Social sustainability is one of the three pillars of sustainability, alongside environmental and economic sustainability.

As we come into summertime, farmers need to keep it in mind as the farm becomes a hive of activity for the summer.

Below are a few areas to keep in mind to ensure good health and safety on the farm over the coming months.

Machinery checks

The summer months provide a good opportunity for farmers to run machinery checks.

PTO guards and protective covers should be checked, including O- and U-guards for signs of damage.

Hydraulic oil hoses, rams and couplings should also be checked to make sure they are not damaged. However, while carrying out these checks, it is important to be aware of the risk of high pressure oil escaping which could cause an injury to the skin or eyes.

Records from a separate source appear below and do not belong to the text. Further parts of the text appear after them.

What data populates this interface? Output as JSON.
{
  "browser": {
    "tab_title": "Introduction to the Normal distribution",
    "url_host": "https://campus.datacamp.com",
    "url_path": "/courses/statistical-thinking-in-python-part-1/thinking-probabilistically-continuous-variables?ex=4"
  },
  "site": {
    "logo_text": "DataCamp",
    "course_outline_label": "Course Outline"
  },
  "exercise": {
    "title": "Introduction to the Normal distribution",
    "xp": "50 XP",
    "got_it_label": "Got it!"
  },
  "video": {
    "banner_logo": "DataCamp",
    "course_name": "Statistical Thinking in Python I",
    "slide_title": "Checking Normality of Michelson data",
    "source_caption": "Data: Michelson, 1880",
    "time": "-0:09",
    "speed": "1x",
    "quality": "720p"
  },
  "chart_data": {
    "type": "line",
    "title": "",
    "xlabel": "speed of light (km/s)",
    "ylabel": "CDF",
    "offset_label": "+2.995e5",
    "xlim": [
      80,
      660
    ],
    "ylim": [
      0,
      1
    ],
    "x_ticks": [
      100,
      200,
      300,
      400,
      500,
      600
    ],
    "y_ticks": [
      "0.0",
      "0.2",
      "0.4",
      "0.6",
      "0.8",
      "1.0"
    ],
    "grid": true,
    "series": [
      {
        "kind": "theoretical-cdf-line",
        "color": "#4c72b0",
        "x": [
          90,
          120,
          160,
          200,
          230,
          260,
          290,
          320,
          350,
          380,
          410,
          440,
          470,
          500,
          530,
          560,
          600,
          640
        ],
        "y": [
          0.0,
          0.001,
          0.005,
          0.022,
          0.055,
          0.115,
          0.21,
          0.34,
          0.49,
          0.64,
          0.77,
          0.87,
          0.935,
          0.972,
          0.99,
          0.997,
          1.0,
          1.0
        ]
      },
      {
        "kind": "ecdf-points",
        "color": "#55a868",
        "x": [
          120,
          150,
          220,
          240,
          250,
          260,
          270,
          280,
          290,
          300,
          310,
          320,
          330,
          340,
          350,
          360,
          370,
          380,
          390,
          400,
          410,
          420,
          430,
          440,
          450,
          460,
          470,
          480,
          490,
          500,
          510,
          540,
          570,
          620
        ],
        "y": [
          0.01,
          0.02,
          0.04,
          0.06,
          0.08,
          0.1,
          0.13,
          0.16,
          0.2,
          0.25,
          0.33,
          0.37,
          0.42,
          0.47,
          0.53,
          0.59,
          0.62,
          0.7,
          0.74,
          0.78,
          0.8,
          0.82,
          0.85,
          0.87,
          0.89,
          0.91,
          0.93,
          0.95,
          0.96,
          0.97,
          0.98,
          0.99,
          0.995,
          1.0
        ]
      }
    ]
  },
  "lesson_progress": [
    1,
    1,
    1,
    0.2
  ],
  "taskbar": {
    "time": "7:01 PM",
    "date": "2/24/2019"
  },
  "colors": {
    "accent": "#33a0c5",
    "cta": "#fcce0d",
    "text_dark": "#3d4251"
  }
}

Sheds will be cleaned out throughout the summer months, and this provides an excellent opportunity to check the condition of the slats.

The lifespan of slats done to grant specification is about 20 years, and the intensive use of slats, letting slurry reach them and stocking with bulls can shorten this lifespan.

The slats should be examined for sagging, cracking, rust-staining or spalling of concrete - when pieces of the concrete start to break away from the surface.

Farmers should not enter the tanks to check. Should replacement slats be needed, they are available under the TAMs Grant at the rate of 40% or 60%, depending on which scheme is applicable to the farmer.

Child safety on the farm

While summer is a busy time on the farm, it’s also when children will be playing outdoors most. The responsibility to ensure that children are kept safe on farms during this busy time falls to family members and those working on the farm.

Sadly, 21 children were killed on Irish farms from 2011 to 2020, the main causes of which were machinery and tractors.

Children on farms must be closely supervised to ensure their safety, especially when silage making gets underway.

Taking time out

Finally, summer is a chance for farmers to take a well-deserved break. While there is silage to be made, it is important farmers take time out for themselves and their families.

Coping with stress and minding your mental health is very important, and can often be forgotten about. Taking breaks and a holiday are important ways to relax and reset.